YOUR GOAL ::
Exclude the images, then return every line below exactly as written.

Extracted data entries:

----------------------------------------

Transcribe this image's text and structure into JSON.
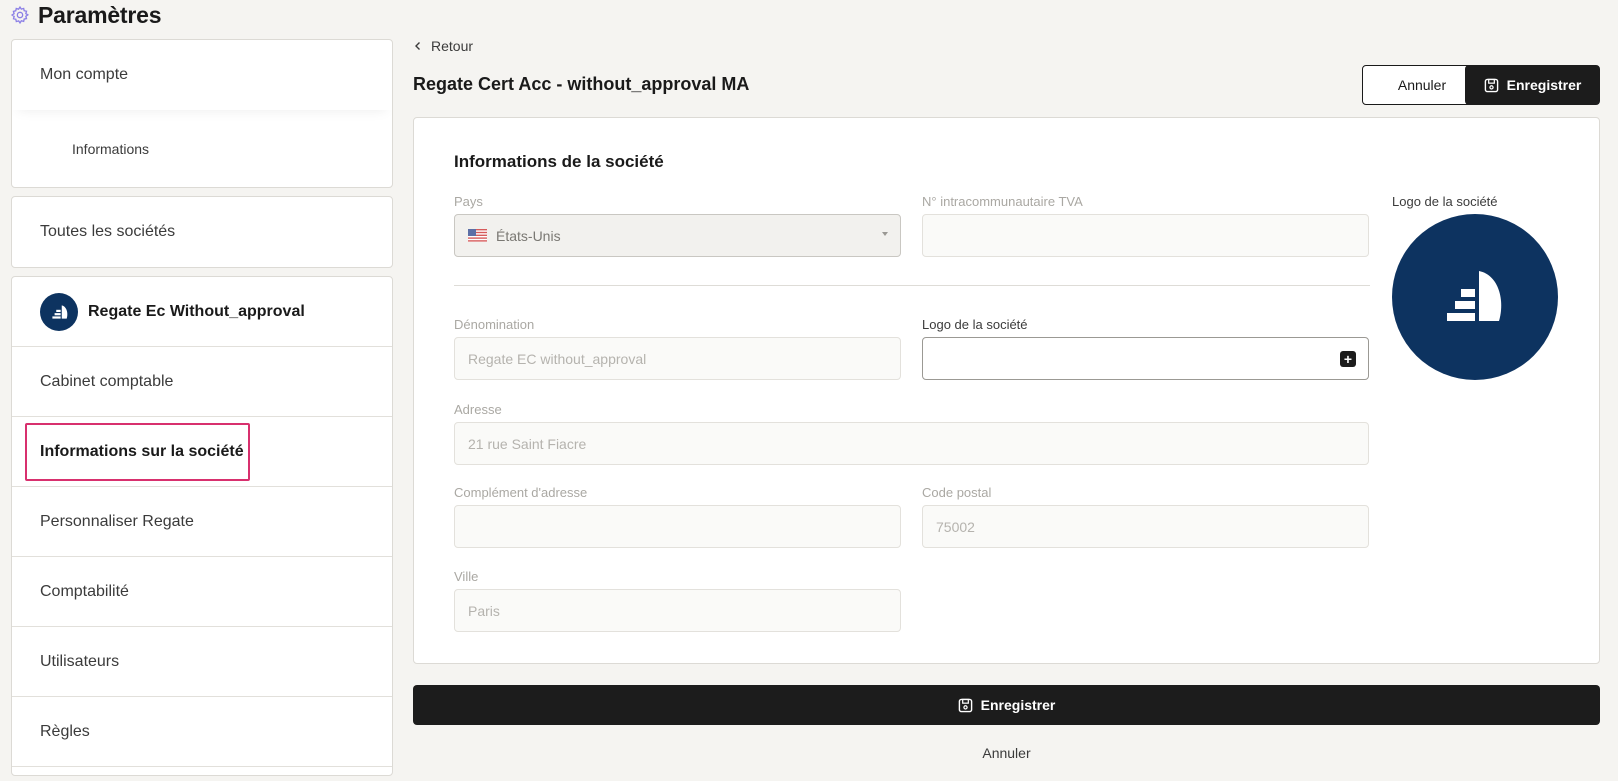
{
  "page": {
    "title": "Paramètres",
    "icon": "gear-icon"
  },
  "sidebar": {
    "account": {
      "label": "Mon compte",
      "sub_item": "Informations"
    },
    "all_companies": "Toutes les sociétés",
    "company": {
      "name": "Regate Ec Without_approval",
      "items": [
        {
          "label": "Cabinet comptable"
        },
        {
          "label": "Informations sur la société",
          "active": true
        },
        {
          "label": "Personnaliser Regate"
        },
        {
          "label": "Comptabilité"
        },
        {
          "label": "Utilisateurs"
        },
        {
          "label": "Règles"
        }
      ]
    }
  },
  "main": {
    "back_label": "Retour",
    "title": "Regate Cert Acc - without_approval MA",
    "cancel_label": "Annuler",
    "save_label": "Enregistrer",
    "form": {
      "section_title": "Informations de la société",
      "country": {
        "label": "Pays",
        "value": "États-Unis",
        "flag": "us-flag-icon"
      },
      "vat": {
        "label": "N° intracommunautaire TVA",
        "value": ""
      },
      "name": {
        "label": "Dénomination",
        "value": "Regate EC without_approval"
      },
      "logo_input": {
        "label": "Logo de la société",
        "value": ""
      },
      "logo_preview": {
        "label": "Logo de la société"
      },
      "address": {
        "label": "Adresse",
        "value": "21 rue Saint Fiacre"
      },
      "address_complement": {
        "label": "Complément d'adresse",
        "value": ""
      },
      "postal_code": {
        "label": "Code postal",
        "value": "75002"
      },
      "city": {
        "label": "Ville",
        "value": "Paris"
      }
    },
    "bottom_save_label": "Enregistrer",
    "bottom_cancel_label": "Annuler"
  },
  "colors": {
    "brand_navy": "#0d3360",
    "highlight": "#d8306e",
    "primary_button": "#1c1c1c",
    "background": "#f5f4f1"
  }
}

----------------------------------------

TASK RESULT ::
Transcribe this image's text and structure into JSON.
{
  "page": {
    "title": "Paramètres",
    "icon": "gear-icon"
  },
  "sidebar": {
    "account": {
      "label": "Mon compte",
      "sub_item": "Informations"
    },
    "all_companies": "Toutes les sociétés",
    "company": {
      "name": "Regate Ec Without_approval",
      "items": [
        {
          "label": "Cabinet comptable"
        },
        {
          "label": "Informations sur la société",
          "active": true
        },
        {
          "label": "Personnaliser Regate"
        },
        {
          "label": "Comptabilité"
        },
        {
          "label": "Utilisateurs"
        },
        {
          "label": "Règles"
        }
      ]
    }
  },
  "main": {
    "back_label": "Retour",
    "title": "Regate Cert Acc - without_approval MA",
    "cancel_label": "Annuler",
    "save_label": "Enregistrer",
    "form": {
      "section_title": "Informations de la société",
      "country": {
        "label": "Pays",
        "value": "États-Unis",
        "flag": "us-flag-icon"
      },
      "vat": {
        "label": "N° intracommunautaire TVA",
        "value": ""
      },
      "name": {
        "label": "Dénomination",
        "value": "Regate EC without_approval"
      },
      "logo_input": {
        "label": "Logo de la société",
        "value": ""
      },
      "logo_preview": {
        "label": "Logo de la société"
      },
      "address": {
        "label": "Adresse",
        "value": "21 rue Saint Fiacre"
      },
      "address_complement": {
        "label": "Complément d'adresse",
        "value": ""
      },
      "postal_code": {
        "label": "Code postal",
        "value": "75002"
      },
      "city": {
        "label": "Ville",
        "value": "Paris"
      }
    },
    "bottom_save_label": "Enregistrer",
    "bottom_cancel_label": "Annuler"
  },
  "colors": {
    "brand_navy": "#0d3360",
    "highlight": "#d8306e",
    "primary_button": "#1c1c1c",
    "background": "#f5f4f1"
  }
}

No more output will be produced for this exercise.